▶ [DATA RECORDS]
◇ ◇ ◇ ◇ ◇ ◇ ◇
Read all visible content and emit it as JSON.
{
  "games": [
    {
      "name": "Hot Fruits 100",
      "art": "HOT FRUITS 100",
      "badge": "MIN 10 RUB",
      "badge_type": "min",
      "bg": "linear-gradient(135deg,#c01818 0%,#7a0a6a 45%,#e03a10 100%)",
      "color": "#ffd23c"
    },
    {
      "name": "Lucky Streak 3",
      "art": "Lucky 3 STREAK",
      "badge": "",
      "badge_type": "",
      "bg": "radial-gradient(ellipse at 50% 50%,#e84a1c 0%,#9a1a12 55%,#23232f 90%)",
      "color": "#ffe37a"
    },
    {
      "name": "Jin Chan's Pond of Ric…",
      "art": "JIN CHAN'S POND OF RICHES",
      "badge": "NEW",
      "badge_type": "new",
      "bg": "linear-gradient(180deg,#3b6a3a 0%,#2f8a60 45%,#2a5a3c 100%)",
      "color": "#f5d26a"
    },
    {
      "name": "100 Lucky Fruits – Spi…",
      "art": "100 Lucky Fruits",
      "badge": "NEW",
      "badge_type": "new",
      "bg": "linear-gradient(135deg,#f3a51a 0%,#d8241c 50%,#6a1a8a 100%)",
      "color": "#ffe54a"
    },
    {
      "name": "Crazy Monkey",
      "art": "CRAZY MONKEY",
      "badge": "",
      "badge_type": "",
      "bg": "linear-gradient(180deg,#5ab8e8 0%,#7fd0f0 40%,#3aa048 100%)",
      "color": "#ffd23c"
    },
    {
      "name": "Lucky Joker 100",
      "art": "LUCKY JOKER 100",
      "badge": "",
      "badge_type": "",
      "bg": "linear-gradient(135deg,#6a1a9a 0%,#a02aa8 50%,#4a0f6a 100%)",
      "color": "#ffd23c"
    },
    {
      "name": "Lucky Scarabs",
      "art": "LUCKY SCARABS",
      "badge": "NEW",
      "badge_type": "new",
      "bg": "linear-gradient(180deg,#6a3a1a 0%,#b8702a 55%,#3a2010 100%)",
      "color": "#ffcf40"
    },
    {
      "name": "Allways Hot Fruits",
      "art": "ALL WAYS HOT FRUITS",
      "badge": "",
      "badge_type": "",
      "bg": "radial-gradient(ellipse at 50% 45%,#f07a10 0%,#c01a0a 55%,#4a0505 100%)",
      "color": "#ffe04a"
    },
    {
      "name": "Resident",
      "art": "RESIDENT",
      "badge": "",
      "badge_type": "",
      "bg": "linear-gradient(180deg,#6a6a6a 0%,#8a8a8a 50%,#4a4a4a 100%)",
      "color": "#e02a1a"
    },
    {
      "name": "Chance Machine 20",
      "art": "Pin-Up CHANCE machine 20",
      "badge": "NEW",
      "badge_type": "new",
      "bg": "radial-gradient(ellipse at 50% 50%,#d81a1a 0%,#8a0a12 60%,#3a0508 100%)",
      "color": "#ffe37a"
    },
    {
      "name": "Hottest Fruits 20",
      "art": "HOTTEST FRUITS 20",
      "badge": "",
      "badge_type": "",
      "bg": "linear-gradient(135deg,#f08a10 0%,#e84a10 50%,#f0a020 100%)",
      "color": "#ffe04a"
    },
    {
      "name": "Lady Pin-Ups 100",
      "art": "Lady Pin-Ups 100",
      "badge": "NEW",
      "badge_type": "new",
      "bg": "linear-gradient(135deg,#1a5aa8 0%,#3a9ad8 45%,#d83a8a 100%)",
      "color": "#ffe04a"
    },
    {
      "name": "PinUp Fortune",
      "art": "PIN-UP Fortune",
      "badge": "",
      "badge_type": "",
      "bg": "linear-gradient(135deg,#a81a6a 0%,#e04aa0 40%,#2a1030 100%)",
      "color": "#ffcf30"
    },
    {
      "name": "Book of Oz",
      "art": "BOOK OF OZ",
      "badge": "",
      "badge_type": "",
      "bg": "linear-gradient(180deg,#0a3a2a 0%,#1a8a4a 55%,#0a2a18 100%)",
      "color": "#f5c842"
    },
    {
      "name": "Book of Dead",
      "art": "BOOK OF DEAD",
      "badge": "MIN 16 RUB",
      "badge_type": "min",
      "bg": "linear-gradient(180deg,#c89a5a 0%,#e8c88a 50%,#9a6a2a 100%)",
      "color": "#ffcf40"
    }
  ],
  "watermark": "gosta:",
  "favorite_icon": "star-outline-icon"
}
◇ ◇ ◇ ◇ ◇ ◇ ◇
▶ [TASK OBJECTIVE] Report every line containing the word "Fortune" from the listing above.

▶ [TASK RESPONSE]
      "name": "PinUp Fortune",
      "art": "PIN-UP Fortune",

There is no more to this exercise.